* **What you have to do**:
Please copy out the lines in the entries that contain "JSON".

* **Task input**:
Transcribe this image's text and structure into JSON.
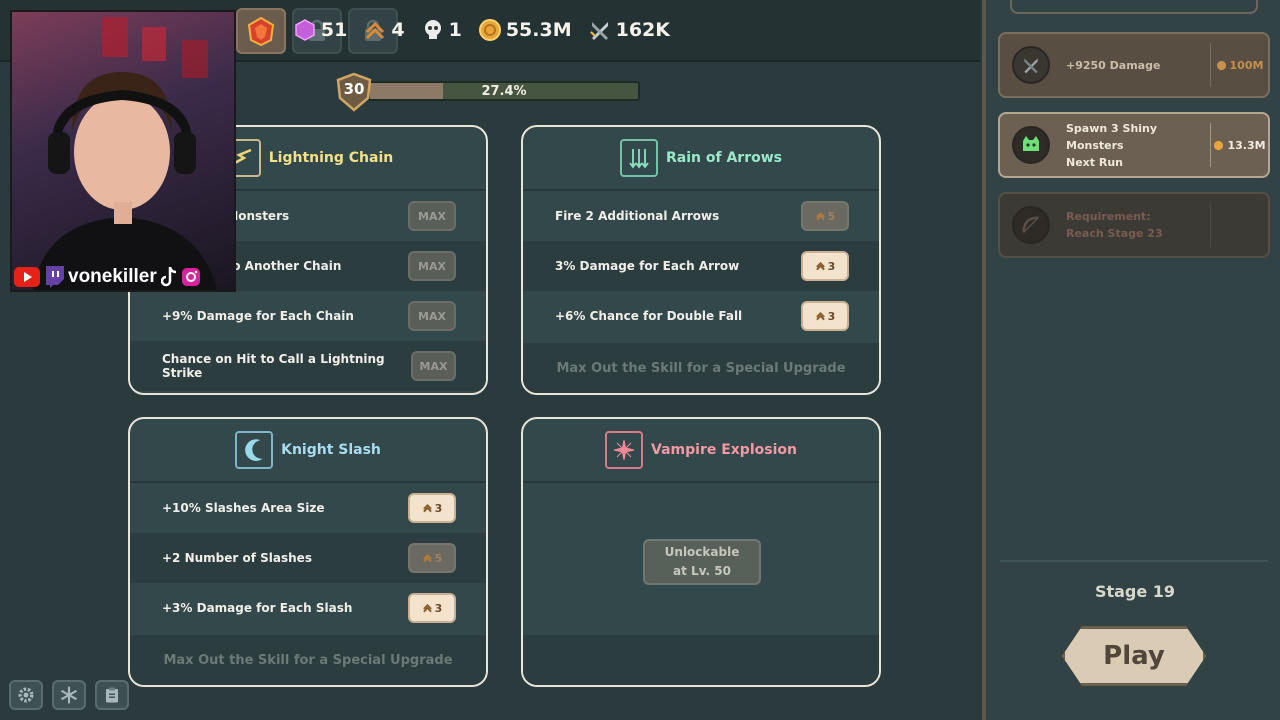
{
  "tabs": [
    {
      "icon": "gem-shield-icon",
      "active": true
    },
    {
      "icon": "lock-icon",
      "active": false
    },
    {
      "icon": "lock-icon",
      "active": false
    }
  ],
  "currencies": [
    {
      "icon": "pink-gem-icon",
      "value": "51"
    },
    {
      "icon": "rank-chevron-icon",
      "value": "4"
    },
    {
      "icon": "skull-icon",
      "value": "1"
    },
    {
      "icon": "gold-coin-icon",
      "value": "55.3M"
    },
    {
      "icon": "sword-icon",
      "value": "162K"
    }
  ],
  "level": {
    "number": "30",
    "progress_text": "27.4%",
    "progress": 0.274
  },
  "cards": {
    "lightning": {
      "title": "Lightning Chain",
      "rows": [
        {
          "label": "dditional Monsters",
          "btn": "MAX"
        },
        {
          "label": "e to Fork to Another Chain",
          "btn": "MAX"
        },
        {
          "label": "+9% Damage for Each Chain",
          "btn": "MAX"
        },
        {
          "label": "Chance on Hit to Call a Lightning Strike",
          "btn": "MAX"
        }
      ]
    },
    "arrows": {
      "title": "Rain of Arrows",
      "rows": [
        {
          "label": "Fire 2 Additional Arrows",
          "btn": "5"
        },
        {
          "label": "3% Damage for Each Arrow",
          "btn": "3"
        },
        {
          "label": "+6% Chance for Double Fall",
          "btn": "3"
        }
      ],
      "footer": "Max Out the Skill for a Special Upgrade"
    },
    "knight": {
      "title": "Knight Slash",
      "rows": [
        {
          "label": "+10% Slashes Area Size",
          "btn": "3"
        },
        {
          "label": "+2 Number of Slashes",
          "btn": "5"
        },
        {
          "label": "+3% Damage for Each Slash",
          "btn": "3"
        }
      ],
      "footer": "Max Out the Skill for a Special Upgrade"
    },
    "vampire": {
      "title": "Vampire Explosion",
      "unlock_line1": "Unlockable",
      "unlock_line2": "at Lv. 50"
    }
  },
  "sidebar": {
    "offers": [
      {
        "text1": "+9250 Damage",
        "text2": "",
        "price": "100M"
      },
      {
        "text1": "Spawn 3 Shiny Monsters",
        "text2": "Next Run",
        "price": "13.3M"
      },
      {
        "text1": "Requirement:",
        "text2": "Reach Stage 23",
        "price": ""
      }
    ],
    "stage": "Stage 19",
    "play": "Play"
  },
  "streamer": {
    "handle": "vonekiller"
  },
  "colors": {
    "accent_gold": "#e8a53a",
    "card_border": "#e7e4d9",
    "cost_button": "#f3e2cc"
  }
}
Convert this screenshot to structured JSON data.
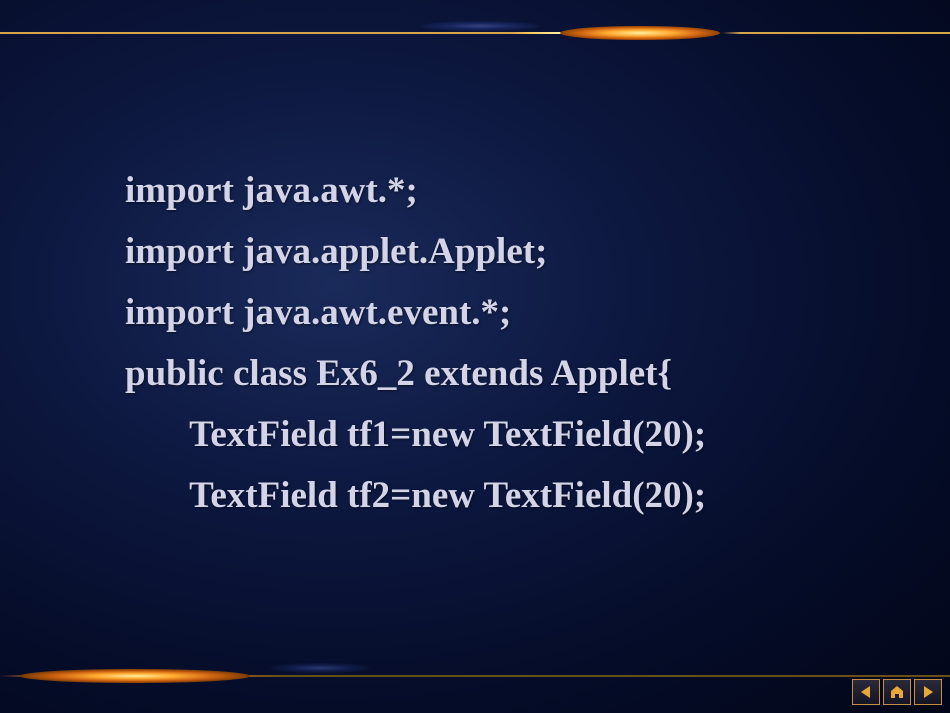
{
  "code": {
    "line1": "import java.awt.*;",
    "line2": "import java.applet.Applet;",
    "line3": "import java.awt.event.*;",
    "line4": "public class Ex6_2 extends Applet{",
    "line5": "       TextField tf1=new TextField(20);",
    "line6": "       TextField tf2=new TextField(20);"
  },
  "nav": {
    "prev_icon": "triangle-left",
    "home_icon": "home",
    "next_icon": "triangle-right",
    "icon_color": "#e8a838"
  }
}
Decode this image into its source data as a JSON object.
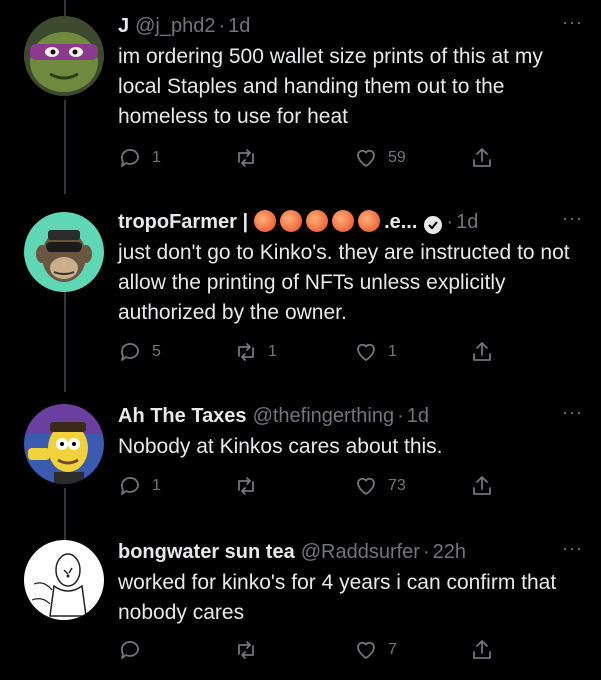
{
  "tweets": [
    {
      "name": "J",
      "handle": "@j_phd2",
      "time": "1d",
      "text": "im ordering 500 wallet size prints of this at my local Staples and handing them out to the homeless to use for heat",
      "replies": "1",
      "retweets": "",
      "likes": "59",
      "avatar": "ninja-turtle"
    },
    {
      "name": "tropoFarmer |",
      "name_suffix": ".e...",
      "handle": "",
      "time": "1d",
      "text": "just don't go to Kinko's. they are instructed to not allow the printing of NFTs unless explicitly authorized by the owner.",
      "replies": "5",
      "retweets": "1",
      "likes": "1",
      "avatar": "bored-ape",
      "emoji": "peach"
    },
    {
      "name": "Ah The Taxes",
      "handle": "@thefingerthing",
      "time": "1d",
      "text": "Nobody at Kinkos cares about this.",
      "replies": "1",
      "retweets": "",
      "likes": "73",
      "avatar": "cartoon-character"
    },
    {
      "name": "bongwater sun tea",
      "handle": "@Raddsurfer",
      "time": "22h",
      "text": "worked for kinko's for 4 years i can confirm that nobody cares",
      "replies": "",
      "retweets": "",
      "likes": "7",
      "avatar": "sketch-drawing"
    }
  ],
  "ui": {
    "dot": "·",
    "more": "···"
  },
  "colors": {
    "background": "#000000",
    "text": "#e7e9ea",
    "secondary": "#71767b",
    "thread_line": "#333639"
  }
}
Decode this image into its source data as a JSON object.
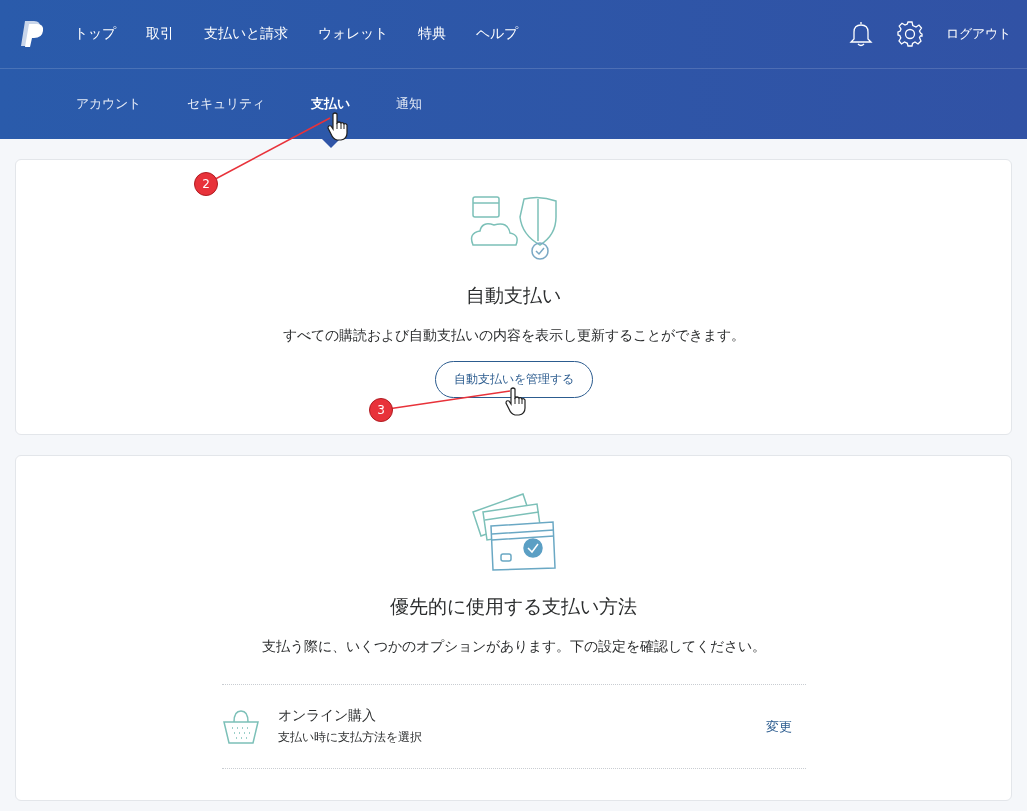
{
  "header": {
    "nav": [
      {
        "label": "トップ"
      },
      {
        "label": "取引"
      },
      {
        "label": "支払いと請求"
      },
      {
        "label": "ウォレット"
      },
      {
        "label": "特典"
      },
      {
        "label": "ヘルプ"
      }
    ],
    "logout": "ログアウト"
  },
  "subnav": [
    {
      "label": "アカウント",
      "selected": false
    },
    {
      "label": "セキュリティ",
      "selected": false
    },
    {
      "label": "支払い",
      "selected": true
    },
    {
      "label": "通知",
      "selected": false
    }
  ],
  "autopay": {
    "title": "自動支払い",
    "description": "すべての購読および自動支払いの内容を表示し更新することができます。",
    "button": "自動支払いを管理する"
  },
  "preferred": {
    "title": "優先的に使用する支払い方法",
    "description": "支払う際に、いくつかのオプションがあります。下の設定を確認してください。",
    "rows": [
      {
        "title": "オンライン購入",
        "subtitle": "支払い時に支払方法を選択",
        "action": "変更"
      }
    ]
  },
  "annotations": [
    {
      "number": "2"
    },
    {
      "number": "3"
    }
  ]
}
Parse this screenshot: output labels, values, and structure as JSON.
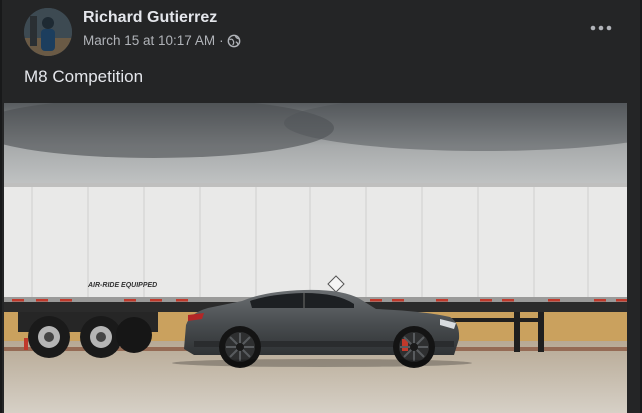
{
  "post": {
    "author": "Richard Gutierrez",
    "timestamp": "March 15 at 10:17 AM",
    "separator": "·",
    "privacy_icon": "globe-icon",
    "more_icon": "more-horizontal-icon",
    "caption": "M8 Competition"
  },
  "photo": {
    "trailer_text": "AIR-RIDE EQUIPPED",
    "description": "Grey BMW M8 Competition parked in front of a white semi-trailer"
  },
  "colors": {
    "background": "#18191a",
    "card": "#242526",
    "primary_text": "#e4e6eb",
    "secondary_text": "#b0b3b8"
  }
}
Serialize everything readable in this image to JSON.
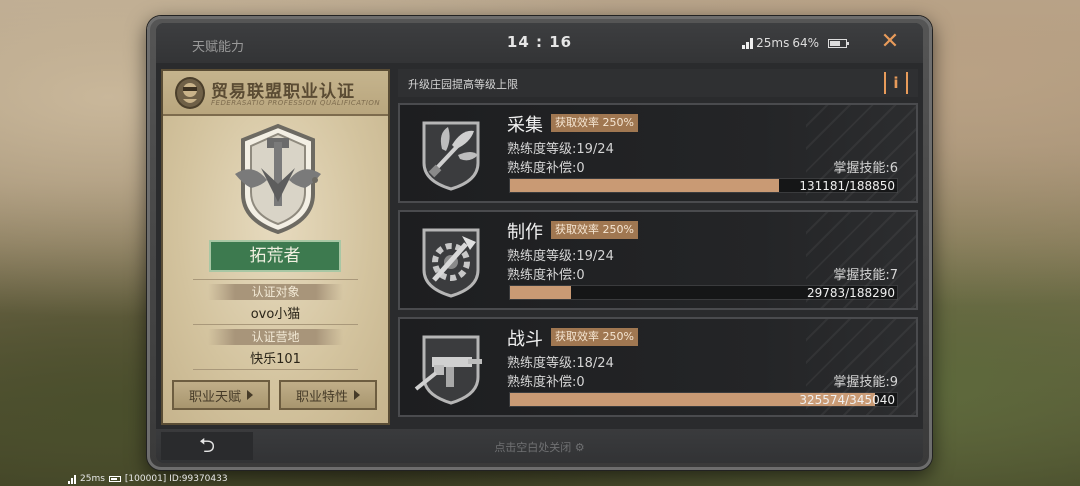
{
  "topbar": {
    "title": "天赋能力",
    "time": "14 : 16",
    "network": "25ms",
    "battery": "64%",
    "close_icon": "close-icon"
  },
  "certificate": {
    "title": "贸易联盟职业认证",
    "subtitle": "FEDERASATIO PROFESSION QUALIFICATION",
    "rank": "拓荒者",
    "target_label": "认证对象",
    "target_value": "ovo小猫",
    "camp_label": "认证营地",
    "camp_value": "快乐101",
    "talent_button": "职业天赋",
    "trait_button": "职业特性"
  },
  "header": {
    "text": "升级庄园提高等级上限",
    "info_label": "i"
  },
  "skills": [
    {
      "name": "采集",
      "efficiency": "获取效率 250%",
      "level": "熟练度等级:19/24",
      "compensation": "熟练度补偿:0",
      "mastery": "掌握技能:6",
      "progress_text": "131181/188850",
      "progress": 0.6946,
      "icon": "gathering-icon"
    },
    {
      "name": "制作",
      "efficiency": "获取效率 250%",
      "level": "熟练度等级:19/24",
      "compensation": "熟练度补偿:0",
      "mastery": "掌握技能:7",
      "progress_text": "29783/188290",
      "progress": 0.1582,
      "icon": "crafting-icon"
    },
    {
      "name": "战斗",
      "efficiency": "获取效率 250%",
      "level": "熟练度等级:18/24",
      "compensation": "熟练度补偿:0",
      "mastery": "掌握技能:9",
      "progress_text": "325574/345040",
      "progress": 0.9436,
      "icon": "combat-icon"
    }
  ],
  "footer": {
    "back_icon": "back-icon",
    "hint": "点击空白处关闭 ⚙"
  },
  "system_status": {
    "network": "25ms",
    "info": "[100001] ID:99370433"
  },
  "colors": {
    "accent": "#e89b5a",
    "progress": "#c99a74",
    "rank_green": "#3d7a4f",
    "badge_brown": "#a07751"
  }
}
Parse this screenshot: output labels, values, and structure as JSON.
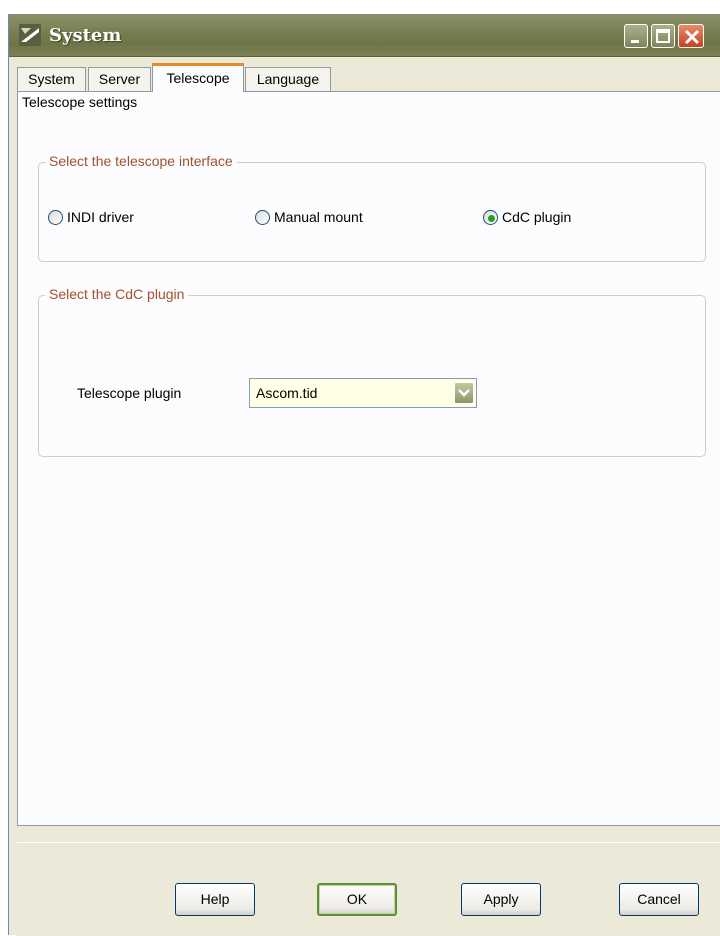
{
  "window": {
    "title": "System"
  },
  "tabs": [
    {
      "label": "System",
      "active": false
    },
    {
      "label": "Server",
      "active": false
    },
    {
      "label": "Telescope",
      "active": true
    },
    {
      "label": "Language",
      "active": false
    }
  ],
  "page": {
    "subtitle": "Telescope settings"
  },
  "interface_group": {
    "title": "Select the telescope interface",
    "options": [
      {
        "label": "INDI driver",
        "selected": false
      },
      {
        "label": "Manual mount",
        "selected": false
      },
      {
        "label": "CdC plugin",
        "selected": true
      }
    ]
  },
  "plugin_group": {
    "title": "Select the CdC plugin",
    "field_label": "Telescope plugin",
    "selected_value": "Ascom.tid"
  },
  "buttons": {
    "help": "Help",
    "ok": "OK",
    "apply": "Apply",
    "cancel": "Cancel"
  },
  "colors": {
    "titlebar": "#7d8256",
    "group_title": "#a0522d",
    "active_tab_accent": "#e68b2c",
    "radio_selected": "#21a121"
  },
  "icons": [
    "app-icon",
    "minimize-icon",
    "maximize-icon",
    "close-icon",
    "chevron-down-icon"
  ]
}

* **Written answer**:
Transcribe this image's text and structure into JSON.
Convert this screenshot to structured JSON data.
Decode this image into its source data as a JSON object.
Decode this image into its source data as a JSON object.
Parse this screenshot: output labels, values, and structure as JSON.
Serialize everything readable in this image to JSON.
Parse this screenshot: output labels, values, and structure as JSON.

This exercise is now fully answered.